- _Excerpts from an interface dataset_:
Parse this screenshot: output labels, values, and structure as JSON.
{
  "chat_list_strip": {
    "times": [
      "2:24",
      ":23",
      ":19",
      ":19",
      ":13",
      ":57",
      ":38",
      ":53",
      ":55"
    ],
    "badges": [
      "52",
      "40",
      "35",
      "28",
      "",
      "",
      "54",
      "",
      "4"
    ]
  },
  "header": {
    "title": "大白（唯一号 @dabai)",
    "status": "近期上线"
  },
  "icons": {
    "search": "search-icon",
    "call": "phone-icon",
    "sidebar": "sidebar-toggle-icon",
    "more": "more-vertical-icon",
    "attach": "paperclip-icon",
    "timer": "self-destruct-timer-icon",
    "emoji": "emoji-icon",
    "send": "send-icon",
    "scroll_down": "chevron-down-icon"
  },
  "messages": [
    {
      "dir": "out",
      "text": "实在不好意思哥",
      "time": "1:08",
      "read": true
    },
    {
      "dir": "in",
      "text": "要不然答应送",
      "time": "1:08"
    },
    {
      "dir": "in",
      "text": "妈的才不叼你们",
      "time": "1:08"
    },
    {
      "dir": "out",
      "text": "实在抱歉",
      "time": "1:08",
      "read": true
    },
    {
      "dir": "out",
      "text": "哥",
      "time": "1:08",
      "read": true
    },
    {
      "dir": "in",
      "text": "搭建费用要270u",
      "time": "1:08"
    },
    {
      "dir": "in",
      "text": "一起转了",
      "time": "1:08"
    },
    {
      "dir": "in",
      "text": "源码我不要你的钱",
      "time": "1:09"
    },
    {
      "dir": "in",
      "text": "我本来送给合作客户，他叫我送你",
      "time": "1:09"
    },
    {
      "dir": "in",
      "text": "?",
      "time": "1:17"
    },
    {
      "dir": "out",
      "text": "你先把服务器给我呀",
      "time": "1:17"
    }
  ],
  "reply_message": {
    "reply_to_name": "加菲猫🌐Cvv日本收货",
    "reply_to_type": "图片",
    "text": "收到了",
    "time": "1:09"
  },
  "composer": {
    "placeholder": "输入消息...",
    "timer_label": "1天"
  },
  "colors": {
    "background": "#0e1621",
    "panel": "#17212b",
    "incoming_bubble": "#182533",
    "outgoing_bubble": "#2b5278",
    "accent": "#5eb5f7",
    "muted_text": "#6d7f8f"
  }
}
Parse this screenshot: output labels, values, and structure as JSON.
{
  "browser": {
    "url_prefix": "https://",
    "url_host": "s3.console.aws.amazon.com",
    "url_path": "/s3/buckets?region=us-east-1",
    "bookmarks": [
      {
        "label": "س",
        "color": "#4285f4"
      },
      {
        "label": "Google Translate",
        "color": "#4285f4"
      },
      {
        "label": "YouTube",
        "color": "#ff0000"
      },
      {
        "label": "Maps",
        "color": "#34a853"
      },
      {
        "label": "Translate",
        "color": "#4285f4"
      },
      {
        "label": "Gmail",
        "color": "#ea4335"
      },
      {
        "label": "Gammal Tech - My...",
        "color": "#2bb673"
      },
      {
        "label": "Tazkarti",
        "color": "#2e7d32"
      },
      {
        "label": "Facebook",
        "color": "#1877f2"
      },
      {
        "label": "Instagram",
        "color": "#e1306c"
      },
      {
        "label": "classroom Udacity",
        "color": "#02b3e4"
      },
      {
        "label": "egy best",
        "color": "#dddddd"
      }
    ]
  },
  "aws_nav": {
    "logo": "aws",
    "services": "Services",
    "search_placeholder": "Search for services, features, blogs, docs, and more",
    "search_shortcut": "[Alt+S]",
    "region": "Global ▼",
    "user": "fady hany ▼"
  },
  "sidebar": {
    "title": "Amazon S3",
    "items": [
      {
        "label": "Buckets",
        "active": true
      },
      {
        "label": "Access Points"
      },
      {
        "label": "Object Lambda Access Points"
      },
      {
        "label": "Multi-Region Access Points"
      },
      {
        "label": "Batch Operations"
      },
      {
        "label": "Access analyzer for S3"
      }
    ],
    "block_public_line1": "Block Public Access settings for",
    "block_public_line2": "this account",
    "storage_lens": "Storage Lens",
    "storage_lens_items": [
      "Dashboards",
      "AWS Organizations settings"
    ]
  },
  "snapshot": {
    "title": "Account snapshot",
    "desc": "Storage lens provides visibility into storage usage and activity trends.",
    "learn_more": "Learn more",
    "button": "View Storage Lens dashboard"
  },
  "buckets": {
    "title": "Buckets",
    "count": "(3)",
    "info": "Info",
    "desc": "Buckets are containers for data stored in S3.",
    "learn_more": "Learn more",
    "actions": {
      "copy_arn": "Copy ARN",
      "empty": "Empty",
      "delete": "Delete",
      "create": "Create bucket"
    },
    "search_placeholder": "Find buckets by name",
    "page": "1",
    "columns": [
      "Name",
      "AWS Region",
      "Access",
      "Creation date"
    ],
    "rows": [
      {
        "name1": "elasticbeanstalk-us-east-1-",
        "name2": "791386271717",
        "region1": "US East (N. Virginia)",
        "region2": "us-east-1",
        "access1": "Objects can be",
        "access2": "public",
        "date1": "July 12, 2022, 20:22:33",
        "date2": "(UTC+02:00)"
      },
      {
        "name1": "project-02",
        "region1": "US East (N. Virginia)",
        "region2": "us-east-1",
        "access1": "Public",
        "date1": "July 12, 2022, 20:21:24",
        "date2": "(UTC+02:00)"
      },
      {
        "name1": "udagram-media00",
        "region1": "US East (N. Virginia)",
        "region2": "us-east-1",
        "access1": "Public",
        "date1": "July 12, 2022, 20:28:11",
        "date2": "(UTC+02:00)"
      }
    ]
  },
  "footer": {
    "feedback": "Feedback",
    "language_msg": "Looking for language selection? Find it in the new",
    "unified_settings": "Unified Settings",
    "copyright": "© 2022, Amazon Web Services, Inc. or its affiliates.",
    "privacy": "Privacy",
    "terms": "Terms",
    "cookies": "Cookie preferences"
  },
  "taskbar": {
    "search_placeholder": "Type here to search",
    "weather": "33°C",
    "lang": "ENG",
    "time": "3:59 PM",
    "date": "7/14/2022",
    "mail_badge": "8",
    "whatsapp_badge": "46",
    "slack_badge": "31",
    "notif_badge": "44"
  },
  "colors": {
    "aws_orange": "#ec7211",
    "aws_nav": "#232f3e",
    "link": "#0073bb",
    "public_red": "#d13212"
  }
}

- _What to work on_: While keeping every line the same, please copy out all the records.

- _Result for this exercise_:
Parse this screenshot: output labels, values, and structure as JSON.
{
  "chat_list_strip": {
    "times": [
      "2:24",
      ":23",
      ":19",
      ":19",
      ":13",
      ":57",
      ":38",
      ":53",
      ":55"
    ],
    "badges": [
      "52",
      "40",
      "35",
      "28",
      "",
      "",
      "54",
      "",
      "4"
    ]
  },
  "header": {
    "title": "大白（唯一号 @dabai)",
    "status": "近期上线"
  },
  "icons": {
    "search": "search-icon",
    "call": "phone-icon",
    "sidebar": "sidebar-toggle-icon",
    "more": "more-vertical-icon",
    "attach": "paperclip-icon",
    "timer": "self-destruct-timer-icon",
    "emoji": "emoji-icon",
    "send": "send-icon",
    "scroll_down": "chevron-down-icon"
  },
  "messages": [
    {
      "dir": "out",
      "text": "实在不好意思哥",
      "time": "1:08",
      "read": true
    },
    {
      "dir": "in",
      "text": "要不然答应送",
      "time": "1:08"
    },
    {
      "dir": "in",
      "text": "妈的才不叼你们",
      "time": "1:08"
    },
    {
      "dir": "out",
      "text": "实在抱歉",
      "time": "1:08",
      "read": true
    },
    {
      "dir": "out",
      "text": "哥",
      "time": "1:08",
      "read": true
    },
    {
      "dir": "in",
      "text": "搭建费用要270u",
      "time": "1:08"
    },
    {
      "dir": "in",
      "text": "一起转了",
      "time": "1:08"
    },
    {
      "dir": "in",
      "text": "源码我不要你的钱",
      "time": "1:09"
    },
    {
      "dir": "in",
      "text": "我本来送给合作客户，他叫我送你",
      "time": "1:09"
    },
    {
      "dir": "in",
      "text": "?",
      "time": "1:17"
    },
    {
      "dir": "out",
      "text": "你先把服务器给我呀",
      "time": "1:17"
    }
  ],
  "reply_message": {
    "reply_to_name": "加菲猫🌐Cvv日本收货",
    "reply_to_type": "图片",
    "text": "收到了",
    "time": "1:09"
  },
  "composer": {
    "placeholder": "输入消息...",
    "timer_label": "1天"
  },
  "colors": {
    "background": "#0e1621",
    "panel": "#17212b",
    "incoming_bubble": "#182533",
    "outgoing_bubble": "#2b5278",
    "accent": "#5eb5f7",
    "muted_text": "#6d7f8f"
  }
}
Parse this screenshot: output labels, values, and structure as JSON.
{
  "browser": {
    "url_prefix": "https://",
    "url_host": "s3.console.aws.amazon.com",
    "url_path": "/s3/buckets?region=us-east-1",
    "bookmarks": [
      {
        "label": "س",
        "color": "#4285f4"
      },
      {
        "label": "Google Translate",
        "color": "#4285f4"
      },
      {
        "label": "YouTube",
        "color": "#ff0000"
      },
      {
        "label": "Maps",
        "color": "#34a853"
      },
      {
        "label": "Translate",
        "color": "#4285f4"
      },
      {
        "label": "Gmail",
        "color": "#ea4335"
      },
      {
        "label": "Gammal Tech - My...",
        "color": "#2bb673"
      },
      {
        "label": "Tazkarti",
        "color": "#2e7d32"
      },
      {
        "label": "Facebook",
        "color": "#1877f2"
      },
      {
        "label": "Instagram",
        "color": "#e1306c"
      },
      {
        "label": "classroom Udacity",
        "color": "#02b3e4"
      },
      {
        "label": "egy best",
        "color": "#dddddd"
      }
    ]
  },
  "aws_nav": {
    "logo": "aws",
    "services": "Services",
    "search_placeholder": "Search for services, features, blogs, docs, and more",
    "search_shortcut": "[Alt+S]",
    "region": "Global ▼",
    "user": "fady hany ▼"
  },
  "sidebar": {
    "title": "Amazon S3",
    "items": [
      {
        "label": "Buckets",
        "active": true
      },
      {
        "label": "Access Points"
      },
      {
        "label": "Object Lambda Access Points"
      },
      {
        "label": "Multi-Region Access Points"
      },
      {
        "label": "Batch Operations"
      },
      {
        "label": "Access analyzer for S3"
      }
    ],
    "block_public_line1": "Block Public Access settings for",
    "block_public_line2": "this account",
    "storage_lens": "Storage Lens",
    "storage_lens_items": [
      "Dashboards",
      "AWS Organizations settings"
    ]
  },
  "snapshot": {
    "title": "Account snapshot",
    "desc": "Storage lens provides visibility into storage usage and activity trends.",
    "learn_more": "Learn more",
    "button": "View Storage Lens dashboard"
  },
  "buckets": {
    "title": "Buckets",
    "count": "(3)",
    "info": "Info",
    "desc": "Buckets are containers for data stored in S3.",
    "learn_more": "Learn more",
    "actions": {
      "copy_arn": "Copy ARN",
      "empty": "Empty",
      "delete": "Delete",
      "create": "Create bucket"
    },
    "search_placeholder": "Find buckets by name",
    "page": "1",
    "columns": [
      "Name",
      "AWS Region",
      "Access",
      "Creation date"
    ],
    "rows": [
      {
        "name1": "elasticbeanstalk-us-east-1-",
        "name2": "791386271717",
        "region1": "US East (N. Virginia)",
        "region2": "us-east-1",
        "access1": "Objects can be",
        "access2": "public",
        "date1": "July 12, 2022, 20:22:33",
        "date2": "(UTC+02:00)"
      },
      {
        "name1": "project-02",
        "region1": "US East (N. Virginia)",
        "region2": "us-east-1",
        "access1": "Public",
        "date1": "July 12, 2022, 20:21:24",
        "date2": "(UTC+02:00)"
      },
      {
        "name1": "udagram-media00",
        "region1": "US East (N. Virginia)",
        "region2": "us-east-1",
        "access1": "Public",
        "date1": "July 12, 2022, 20:28:11",
        "date2": "(UTC+02:00)"
      }
    ]
  },
  "footer": {
    "feedback": "Feedback",
    "language_msg": "Looking for language selection? Find it in the new",
    "unified_settings": "Unified Settings",
    "copyright": "© 2022, Amazon Web Services, Inc. or its affiliates.",
    "privacy": "Privacy",
    "terms": "Terms",
    "cookies": "Cookie preferences"
  },
  "taskbar": {
    "search_placeholder": "Type here to search",
    "weather": "33°C",
    "lang": "ENG",
    "time": "3:59 PM",
    "date": "7/14/2022",
    "mail_badge": "8",
    "whatsapp_badge": "46",
    "slack_badge": "31",
    "notif_badge": "44"
  },
  "colors": {
    "aws_orange": "#ec7211",
    "aws_nav": "#232f3e",
    "link": "#0073bb",
    "public_red": "#d13212"
  }
}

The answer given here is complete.